A genetic screen and live cell imaging show that a newly identified coiled-coil protein called SAS-7 is the earliest acting factor in centriole assembly yet identified in the roundworm Caenorhabditis elegans.
Building on previous work (Conduit et al., 2014), and contrary to what was previously thought, it is shown that key centrosomal proteins are not recruited to centrosomes as part of large multi-protein assemblies.
During centrosome maturation, pericentrin is delivered to the centrosome co-translationally by a microtubule- and dynein-dependent process, as pericentrin mRNA is undergoing active translation near the centrosome.
Myogenin promotes centrosome attenuation and establishes the nuclear envelope as the dominant microtubule organization center via the scaffold protein AKAP6, which is required for the recruitment of centrosomal proteins.

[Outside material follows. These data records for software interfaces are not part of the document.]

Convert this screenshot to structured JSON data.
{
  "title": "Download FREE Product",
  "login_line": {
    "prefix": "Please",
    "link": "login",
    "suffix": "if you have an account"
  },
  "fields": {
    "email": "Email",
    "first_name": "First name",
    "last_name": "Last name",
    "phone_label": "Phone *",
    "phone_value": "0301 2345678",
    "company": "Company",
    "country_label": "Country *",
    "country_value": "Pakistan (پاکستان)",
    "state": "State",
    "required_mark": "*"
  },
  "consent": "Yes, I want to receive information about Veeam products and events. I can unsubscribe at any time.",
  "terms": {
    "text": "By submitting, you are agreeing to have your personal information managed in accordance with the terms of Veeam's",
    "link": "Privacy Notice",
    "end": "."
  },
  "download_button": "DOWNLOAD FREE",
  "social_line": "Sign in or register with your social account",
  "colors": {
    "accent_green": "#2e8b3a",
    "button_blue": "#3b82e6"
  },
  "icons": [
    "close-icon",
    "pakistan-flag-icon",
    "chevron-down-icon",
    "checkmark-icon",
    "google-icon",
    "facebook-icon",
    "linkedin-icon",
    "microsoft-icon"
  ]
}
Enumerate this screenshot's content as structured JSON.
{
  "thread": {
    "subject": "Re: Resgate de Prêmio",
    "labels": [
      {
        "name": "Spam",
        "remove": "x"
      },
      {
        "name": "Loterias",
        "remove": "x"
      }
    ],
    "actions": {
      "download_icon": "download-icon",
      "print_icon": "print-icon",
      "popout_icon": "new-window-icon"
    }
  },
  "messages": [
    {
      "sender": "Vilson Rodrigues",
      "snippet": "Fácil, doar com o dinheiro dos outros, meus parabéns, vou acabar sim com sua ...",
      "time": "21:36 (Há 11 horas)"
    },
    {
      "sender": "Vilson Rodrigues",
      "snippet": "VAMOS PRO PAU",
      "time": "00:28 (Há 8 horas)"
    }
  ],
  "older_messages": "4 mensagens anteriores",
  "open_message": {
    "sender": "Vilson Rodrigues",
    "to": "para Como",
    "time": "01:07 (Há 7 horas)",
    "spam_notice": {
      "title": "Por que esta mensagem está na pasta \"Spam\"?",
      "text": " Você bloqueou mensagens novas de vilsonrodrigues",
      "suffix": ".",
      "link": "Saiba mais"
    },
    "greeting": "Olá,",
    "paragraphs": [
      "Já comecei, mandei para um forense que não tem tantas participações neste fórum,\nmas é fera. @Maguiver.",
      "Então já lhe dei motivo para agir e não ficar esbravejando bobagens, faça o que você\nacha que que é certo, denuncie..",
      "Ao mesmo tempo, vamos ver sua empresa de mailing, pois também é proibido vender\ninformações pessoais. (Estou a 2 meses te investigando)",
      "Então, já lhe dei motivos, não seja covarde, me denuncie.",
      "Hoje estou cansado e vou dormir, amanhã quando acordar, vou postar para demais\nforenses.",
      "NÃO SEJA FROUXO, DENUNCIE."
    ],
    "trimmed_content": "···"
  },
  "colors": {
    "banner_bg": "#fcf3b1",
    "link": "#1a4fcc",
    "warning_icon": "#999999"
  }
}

Newly discovered interaction between fission yeast SPB and animal centriole components reveals that pericentrin not only functions as a microtubule-nucleator, but also promotes centriole assembly in animals.